    – Ben Voigt
    May 25, 2012 at 15:00
  • 1
    @Ben: It doesn't have to be tagged, but if it's not, then anything goes. I shouldn't be expected to know or google what version of the standard SchmoeC++ v179.25 claims to support, or how complete its support is. And i'm not answering in terms of SchmoeC++ anyway; i'm answering in terms of C++. Unless the question is specifically tagged with a certain compiler, i don't care about SchmoeC++'s quirks.
    – cHao
    May 25, 2012 at 15:07
  • @cHao: If the poster mentions he's using gcc 4.5.2 with Ubuntu on a MIPS processor, you can still give answers involving C++11 features not available until gcc 4.7, but they'll be less helpful than an answer that works in the OP's environment, and voted accordingly.
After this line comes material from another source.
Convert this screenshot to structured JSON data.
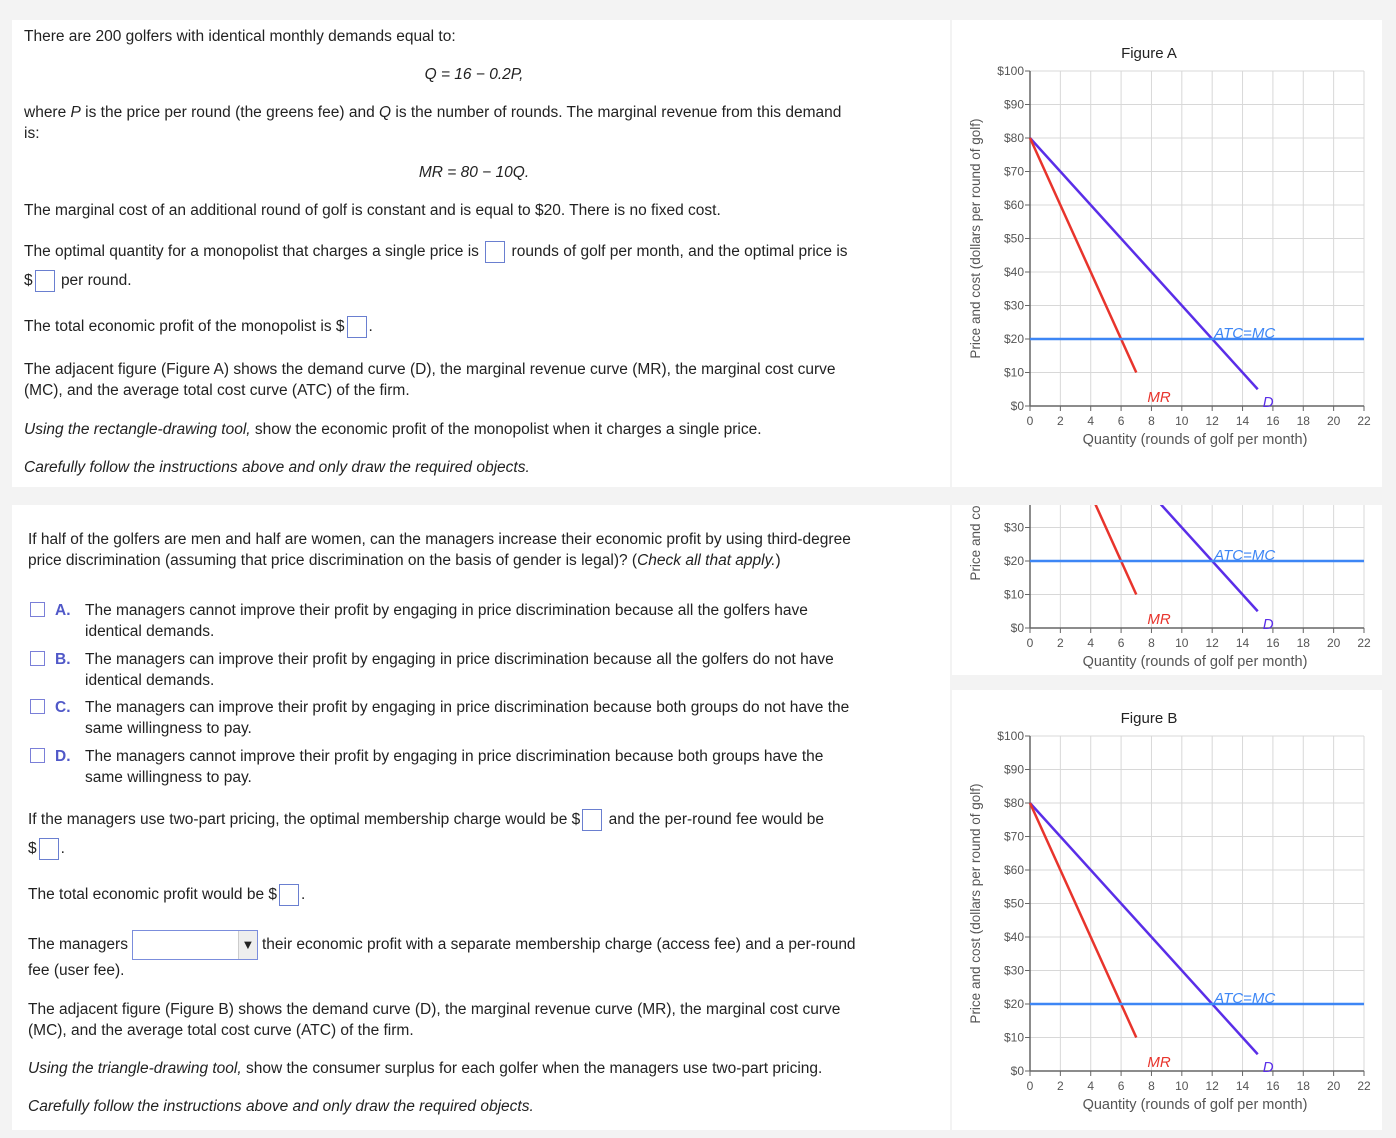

The right answer is determined by the question text, not by the tags.
    – Ben Voigt
    May 25, 2012 at 15:12
  • @Ben: As well they should be. But the asker isn't the only one that'll ever read the question. And unless the question specifically mentions some lack of support or is tagged with an old version of C++, i get to assume your compiler doesn't suck. :) Like i said, i shouldn't be expected to go searching out what features your particular compiler does or doesn't support, unless it's related to the problem you're having.
    – cHao
    May 25, 2012 at 15:17

The point when C++ fully implies C++11 is when compilers make C++11 the default behavior. Hopefully this will come soon.

Currently, I've found the best way to answer questions tagged with C++ is to answer them using C++03, while seeing C++11 as an extension. This is similar to how you might give a solution using a library - if the solution can be done almost as easily without it then use C++03, otherwise use C++11 and explain that you are doing so.

Asking "are you interested in C++11 solutions?" on each and every question is rapidly becoming tedious and noisy.

If it's tagged explicitly with then don't write a C++11 solution, otherwise feel free to. C++11 solutions might not be useful to the original poster but will be to future visitors.

  • I think information about the toolchain, since every question should include that anyway, is a much better approach for requesting a pre-C++11 answer than new tags.
    – Ben Voigt
    May 25, 2012 at 14:58

Not the answer you're looking for? Browse other questions tagged .